What to work on.
Copy each line in the data below that contains the word "JSON".

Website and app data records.
##########

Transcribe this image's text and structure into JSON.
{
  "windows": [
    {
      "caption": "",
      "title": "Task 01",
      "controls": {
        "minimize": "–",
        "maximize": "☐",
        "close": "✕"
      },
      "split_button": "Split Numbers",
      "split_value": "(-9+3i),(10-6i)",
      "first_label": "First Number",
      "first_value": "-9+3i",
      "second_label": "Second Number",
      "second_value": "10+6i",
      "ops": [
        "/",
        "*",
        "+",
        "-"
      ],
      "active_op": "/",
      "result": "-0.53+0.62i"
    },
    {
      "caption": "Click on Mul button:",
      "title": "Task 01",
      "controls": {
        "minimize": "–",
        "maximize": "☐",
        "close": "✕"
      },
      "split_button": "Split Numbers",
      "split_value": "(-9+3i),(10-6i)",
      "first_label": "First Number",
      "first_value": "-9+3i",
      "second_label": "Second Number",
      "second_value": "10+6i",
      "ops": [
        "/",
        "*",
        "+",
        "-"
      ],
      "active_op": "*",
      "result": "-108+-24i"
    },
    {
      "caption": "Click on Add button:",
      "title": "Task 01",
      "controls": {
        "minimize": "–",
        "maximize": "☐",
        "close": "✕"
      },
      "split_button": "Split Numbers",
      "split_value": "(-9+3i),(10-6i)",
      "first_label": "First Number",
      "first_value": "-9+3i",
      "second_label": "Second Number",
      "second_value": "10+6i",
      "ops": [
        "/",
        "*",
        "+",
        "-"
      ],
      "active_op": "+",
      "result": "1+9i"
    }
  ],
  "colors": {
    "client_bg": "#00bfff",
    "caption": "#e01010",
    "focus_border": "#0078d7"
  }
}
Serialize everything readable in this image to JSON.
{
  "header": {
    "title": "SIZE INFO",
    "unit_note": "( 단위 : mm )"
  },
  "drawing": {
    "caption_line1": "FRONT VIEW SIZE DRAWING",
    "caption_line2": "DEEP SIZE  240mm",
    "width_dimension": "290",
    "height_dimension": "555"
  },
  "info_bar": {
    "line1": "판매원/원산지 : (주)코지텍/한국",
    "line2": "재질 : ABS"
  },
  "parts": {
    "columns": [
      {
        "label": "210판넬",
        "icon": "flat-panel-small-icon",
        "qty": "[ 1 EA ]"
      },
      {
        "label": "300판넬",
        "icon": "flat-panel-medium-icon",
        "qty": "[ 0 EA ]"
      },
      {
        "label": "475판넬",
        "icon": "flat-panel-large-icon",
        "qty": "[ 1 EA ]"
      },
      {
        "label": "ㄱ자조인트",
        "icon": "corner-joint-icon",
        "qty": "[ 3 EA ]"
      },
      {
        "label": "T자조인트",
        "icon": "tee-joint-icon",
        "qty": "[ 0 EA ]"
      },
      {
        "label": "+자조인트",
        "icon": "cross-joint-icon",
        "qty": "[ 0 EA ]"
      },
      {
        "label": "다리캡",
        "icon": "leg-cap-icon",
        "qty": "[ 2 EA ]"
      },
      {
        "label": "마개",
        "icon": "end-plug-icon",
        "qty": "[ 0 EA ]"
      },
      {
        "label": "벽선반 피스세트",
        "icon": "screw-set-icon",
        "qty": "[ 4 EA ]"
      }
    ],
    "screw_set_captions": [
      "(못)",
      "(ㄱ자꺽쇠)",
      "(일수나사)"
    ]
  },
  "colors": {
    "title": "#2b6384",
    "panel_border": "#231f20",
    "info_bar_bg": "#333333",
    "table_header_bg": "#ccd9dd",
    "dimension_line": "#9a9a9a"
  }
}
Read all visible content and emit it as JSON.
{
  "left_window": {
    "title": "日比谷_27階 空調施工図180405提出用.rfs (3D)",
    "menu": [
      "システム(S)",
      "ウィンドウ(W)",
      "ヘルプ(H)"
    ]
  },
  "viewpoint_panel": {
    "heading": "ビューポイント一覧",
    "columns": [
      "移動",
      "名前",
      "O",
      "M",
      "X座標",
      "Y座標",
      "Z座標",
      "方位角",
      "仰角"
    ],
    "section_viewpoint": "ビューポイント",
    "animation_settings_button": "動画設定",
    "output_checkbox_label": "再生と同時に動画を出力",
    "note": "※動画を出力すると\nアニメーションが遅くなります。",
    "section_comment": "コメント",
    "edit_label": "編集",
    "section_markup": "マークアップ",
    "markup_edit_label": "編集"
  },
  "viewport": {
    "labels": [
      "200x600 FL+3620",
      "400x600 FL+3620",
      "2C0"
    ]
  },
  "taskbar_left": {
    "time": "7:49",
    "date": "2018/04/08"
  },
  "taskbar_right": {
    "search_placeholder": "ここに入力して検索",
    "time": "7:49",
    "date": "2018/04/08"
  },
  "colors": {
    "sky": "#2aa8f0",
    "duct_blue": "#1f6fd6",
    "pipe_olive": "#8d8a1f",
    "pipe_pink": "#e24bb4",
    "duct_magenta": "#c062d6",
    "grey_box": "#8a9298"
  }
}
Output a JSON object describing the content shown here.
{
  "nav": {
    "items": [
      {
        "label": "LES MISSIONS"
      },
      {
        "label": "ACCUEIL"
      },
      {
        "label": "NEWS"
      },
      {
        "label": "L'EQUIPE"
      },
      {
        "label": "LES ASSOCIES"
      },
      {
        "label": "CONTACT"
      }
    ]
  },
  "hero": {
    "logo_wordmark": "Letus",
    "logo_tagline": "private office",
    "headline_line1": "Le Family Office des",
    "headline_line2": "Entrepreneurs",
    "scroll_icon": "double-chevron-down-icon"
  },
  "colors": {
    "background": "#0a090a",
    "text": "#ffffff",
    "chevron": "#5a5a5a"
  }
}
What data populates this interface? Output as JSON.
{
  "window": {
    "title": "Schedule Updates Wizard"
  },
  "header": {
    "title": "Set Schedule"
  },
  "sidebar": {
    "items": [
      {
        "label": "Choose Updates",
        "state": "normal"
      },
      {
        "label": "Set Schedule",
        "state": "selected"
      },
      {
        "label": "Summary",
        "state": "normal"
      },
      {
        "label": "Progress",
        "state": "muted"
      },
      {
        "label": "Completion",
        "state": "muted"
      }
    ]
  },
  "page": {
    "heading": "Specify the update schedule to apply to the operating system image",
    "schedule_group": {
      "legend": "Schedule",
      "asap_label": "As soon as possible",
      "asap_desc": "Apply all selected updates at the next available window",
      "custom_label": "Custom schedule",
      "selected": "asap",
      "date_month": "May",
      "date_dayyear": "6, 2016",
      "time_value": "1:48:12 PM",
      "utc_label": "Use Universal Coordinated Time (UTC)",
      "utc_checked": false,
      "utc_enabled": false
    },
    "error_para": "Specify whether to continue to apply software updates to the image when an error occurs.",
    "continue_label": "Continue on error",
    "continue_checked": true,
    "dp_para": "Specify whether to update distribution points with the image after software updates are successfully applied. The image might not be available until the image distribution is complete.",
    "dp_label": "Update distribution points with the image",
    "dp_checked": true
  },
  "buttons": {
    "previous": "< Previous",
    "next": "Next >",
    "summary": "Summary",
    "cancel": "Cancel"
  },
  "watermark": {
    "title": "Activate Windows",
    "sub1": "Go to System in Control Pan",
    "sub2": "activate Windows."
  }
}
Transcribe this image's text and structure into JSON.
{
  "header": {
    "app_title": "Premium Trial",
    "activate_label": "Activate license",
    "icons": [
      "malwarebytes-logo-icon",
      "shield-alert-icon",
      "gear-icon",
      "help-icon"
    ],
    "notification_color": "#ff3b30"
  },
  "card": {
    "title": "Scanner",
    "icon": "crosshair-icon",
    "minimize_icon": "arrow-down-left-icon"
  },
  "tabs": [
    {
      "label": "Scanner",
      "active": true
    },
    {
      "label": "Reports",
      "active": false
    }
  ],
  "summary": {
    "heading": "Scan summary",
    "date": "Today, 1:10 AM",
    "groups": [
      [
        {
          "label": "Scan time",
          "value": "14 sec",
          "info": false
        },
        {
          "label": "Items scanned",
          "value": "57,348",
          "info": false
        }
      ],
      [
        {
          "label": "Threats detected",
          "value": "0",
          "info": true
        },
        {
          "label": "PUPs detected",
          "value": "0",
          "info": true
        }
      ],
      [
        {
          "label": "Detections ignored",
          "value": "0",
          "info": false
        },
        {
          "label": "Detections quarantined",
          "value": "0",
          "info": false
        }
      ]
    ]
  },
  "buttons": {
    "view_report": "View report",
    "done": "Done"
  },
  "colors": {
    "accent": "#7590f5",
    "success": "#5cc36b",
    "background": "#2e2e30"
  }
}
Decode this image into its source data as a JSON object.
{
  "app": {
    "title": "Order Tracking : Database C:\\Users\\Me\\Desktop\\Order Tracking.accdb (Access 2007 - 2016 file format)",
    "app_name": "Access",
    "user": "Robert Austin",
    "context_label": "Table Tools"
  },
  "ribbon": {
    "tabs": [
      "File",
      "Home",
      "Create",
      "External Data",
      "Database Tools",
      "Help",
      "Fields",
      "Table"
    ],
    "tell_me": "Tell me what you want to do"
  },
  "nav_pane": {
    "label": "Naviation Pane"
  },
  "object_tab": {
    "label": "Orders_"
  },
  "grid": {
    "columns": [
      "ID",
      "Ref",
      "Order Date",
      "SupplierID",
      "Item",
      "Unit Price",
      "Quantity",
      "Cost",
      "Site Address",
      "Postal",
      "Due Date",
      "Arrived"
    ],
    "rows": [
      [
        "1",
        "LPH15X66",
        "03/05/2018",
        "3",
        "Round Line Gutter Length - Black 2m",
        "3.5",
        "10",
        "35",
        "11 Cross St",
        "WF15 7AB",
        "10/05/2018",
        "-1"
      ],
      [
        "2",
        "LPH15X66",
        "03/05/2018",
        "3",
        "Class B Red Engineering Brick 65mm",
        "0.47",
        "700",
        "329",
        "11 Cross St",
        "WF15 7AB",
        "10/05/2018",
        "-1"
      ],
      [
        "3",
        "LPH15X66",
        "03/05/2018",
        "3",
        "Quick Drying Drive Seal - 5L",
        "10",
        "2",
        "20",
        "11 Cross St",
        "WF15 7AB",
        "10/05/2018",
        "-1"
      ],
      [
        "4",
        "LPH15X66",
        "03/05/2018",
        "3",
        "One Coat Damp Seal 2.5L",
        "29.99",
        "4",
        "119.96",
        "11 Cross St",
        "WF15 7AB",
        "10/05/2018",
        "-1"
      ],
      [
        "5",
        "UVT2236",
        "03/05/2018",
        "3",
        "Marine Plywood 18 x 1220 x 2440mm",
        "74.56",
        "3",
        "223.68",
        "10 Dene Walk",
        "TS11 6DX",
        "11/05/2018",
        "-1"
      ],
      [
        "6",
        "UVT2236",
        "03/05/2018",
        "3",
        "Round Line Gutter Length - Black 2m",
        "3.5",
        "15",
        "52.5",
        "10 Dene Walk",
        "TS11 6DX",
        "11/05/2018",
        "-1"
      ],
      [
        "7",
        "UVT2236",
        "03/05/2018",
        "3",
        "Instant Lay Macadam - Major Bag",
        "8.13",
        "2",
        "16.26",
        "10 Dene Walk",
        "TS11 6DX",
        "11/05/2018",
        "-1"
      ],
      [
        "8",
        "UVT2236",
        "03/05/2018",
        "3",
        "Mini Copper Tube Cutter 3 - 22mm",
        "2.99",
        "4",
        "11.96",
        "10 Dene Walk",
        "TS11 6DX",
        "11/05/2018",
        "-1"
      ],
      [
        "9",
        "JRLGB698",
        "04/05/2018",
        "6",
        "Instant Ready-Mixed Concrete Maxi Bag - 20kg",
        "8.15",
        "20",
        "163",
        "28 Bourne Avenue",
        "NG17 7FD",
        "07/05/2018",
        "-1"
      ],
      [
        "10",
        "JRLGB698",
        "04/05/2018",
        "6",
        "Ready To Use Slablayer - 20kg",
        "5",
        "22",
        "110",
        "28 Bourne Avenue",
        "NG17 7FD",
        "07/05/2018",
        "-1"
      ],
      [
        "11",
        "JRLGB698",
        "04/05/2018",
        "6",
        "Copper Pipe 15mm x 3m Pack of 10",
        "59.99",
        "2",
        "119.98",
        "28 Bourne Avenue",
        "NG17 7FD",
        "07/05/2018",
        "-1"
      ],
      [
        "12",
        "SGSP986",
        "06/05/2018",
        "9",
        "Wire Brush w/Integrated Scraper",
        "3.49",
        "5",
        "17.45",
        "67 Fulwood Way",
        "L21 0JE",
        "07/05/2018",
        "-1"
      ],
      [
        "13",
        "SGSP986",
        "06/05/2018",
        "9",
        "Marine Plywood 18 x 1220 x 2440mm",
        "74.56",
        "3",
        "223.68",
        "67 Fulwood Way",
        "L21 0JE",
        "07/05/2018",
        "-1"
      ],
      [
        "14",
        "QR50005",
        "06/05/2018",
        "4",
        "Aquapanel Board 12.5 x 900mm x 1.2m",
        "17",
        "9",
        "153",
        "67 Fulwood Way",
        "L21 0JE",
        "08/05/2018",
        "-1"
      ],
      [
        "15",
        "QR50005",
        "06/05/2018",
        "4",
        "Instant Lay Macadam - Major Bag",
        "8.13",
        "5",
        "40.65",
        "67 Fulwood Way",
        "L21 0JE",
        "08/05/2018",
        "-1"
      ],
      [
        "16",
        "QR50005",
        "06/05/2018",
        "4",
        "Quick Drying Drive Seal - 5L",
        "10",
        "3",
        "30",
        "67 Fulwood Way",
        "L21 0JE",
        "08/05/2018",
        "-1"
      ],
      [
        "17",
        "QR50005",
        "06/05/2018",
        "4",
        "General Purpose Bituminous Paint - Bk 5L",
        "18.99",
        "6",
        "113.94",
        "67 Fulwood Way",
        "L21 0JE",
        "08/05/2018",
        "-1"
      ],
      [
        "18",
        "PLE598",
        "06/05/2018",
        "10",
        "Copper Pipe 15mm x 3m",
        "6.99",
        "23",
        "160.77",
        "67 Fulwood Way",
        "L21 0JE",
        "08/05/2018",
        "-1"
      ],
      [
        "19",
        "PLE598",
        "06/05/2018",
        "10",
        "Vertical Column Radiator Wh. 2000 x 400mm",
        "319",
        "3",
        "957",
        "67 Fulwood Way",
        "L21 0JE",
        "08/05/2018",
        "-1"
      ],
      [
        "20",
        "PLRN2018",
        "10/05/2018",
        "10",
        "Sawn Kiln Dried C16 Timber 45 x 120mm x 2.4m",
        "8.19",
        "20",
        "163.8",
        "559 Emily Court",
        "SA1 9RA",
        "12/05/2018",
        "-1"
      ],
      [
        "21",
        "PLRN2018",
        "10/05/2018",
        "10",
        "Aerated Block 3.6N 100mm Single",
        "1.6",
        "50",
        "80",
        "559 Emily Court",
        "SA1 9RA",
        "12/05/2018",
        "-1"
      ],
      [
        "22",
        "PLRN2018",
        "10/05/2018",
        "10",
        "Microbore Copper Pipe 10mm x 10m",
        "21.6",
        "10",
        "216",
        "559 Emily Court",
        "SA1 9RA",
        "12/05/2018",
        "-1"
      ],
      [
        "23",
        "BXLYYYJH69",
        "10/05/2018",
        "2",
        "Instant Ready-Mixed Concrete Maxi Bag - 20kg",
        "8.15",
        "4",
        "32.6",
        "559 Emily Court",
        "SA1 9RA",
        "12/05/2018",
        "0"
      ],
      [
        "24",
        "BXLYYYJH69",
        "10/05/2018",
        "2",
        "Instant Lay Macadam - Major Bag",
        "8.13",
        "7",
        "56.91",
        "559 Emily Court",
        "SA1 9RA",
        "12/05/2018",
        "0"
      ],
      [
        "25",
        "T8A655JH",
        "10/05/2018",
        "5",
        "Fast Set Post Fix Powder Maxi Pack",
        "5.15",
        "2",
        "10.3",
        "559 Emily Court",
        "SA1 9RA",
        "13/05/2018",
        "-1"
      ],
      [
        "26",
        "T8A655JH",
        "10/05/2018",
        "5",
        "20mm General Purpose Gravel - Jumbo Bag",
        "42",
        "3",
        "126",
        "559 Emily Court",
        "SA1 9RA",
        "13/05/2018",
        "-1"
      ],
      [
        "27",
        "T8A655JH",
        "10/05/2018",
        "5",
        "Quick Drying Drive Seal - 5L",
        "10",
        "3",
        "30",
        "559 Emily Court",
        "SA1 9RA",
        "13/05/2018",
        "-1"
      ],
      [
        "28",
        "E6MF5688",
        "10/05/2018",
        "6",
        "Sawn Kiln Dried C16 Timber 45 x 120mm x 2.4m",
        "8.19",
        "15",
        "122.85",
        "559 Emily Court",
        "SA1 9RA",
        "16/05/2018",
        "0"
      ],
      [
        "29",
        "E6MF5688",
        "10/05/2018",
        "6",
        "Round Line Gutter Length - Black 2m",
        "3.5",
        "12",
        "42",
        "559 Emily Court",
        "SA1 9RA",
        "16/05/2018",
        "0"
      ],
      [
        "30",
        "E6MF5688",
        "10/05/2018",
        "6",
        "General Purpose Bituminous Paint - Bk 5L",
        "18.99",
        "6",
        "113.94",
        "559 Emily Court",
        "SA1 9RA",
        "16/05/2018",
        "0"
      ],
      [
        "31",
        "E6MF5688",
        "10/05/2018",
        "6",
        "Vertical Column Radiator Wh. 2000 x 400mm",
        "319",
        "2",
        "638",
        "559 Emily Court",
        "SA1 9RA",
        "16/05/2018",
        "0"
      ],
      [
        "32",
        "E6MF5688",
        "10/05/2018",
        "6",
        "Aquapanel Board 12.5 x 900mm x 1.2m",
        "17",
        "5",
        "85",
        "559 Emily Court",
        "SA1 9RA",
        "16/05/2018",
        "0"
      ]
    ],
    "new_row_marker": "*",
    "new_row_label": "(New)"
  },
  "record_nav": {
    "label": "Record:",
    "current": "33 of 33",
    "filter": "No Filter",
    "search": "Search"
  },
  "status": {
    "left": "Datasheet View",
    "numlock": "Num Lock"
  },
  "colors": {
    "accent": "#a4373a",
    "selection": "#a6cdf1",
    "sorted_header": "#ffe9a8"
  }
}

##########

Answer area.
Transcribe this image's text and structure into JSON.
Serialize everything readable in this image to JSON.
Read all visible content and emit it as JSON.
Output a JSON object describing the content shown here.
What data populates this interface? Output as JSON.
Transcribe this image's text and structure into JSON.
Decode this image into its source data as a JSON object.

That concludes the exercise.